1. Put aside the precisely measured sugar ready in another bowl.

2. Get a squeaky clean bowl & whisk. Any traces of grease would prevent the egg whites from foaming well. (Also, don’t use plastic bowls. They can harbour traces of grease. Instead use glass or stainless steel)
3. Crack the egg whites in to the bowl. Make sure there aren’t any trace of egg yolk. Yolk contains fat & it’ll prevent the egg whites from foaming well.

4. Start whisking the egg whites on medium speed.

5. Once the liquid has turned to foam (a cross between bubble-bath & a cappucino froth), pour 1/3 of your sugar from the side of the bowl.

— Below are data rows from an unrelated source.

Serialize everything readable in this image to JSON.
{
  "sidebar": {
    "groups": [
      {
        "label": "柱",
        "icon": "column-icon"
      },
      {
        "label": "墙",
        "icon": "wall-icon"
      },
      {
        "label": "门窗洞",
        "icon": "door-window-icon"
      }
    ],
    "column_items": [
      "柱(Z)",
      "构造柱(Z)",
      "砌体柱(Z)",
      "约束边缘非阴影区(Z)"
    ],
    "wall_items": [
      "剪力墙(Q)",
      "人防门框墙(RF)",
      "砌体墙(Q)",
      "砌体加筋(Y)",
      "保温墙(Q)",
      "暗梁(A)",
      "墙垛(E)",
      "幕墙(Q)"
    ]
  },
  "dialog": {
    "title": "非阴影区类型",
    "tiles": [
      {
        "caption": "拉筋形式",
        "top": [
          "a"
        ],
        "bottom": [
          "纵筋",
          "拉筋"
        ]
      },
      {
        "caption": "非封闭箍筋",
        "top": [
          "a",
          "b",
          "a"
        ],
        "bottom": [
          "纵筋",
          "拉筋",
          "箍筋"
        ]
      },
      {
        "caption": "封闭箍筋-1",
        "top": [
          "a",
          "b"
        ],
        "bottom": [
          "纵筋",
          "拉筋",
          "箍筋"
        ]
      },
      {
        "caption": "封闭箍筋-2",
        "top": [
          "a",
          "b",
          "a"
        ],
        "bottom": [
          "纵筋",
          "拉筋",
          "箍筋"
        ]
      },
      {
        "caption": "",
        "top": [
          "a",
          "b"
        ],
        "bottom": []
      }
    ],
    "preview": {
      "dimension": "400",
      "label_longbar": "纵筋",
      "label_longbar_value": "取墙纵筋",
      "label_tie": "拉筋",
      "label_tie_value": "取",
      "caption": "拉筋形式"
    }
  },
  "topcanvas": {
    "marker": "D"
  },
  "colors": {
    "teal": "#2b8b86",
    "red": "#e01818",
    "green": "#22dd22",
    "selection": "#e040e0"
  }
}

Turn the speed to High.
6. When the foam becomes finer, & you see fluffy peaks forming (like Summer clouds), add the second 1/3 of the sugar.

7. The last 1/3 should be incorporated when: the foam is shiny, you start to feel the resistence, & see defining peaks.
8. Just before you finish, rotate the whisk slowly around the bowl – this makes sure that all the foam is of equal size.

9. Fold in the foam to the cake batter straight away. It is deflating as we speak…